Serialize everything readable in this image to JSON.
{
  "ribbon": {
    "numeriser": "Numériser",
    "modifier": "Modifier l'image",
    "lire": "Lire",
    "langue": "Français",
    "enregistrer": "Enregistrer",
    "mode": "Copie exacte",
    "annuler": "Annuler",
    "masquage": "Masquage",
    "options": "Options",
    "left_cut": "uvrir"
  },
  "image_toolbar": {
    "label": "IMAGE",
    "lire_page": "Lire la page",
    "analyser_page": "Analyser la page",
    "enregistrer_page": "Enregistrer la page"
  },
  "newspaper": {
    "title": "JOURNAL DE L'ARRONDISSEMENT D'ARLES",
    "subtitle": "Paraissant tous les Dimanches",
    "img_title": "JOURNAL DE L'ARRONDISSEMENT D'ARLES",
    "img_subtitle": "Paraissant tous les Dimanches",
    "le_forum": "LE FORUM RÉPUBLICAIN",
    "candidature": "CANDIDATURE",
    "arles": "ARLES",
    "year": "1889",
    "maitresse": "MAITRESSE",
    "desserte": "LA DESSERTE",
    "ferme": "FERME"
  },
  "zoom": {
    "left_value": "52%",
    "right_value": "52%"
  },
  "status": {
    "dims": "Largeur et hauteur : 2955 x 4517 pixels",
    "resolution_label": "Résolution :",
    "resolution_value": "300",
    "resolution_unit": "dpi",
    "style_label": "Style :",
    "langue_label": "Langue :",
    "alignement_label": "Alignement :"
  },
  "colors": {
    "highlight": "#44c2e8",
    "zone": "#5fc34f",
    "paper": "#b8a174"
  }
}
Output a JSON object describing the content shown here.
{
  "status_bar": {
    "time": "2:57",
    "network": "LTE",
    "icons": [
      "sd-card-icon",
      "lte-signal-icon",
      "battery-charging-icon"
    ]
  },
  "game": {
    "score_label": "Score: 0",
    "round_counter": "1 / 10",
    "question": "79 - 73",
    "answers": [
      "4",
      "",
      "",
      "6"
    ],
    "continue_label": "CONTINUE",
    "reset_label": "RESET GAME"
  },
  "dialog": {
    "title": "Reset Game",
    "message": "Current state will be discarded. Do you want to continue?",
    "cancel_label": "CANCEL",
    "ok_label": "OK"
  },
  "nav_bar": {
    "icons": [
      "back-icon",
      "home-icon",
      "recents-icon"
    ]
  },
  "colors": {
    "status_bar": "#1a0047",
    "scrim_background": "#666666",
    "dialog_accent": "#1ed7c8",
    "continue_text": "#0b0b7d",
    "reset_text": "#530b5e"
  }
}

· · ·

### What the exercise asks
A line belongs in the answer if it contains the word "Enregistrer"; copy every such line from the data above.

### Exercise result
    "enregistrer": "Enregistrer",
    "enregistrer_page": "Enregistrer la page"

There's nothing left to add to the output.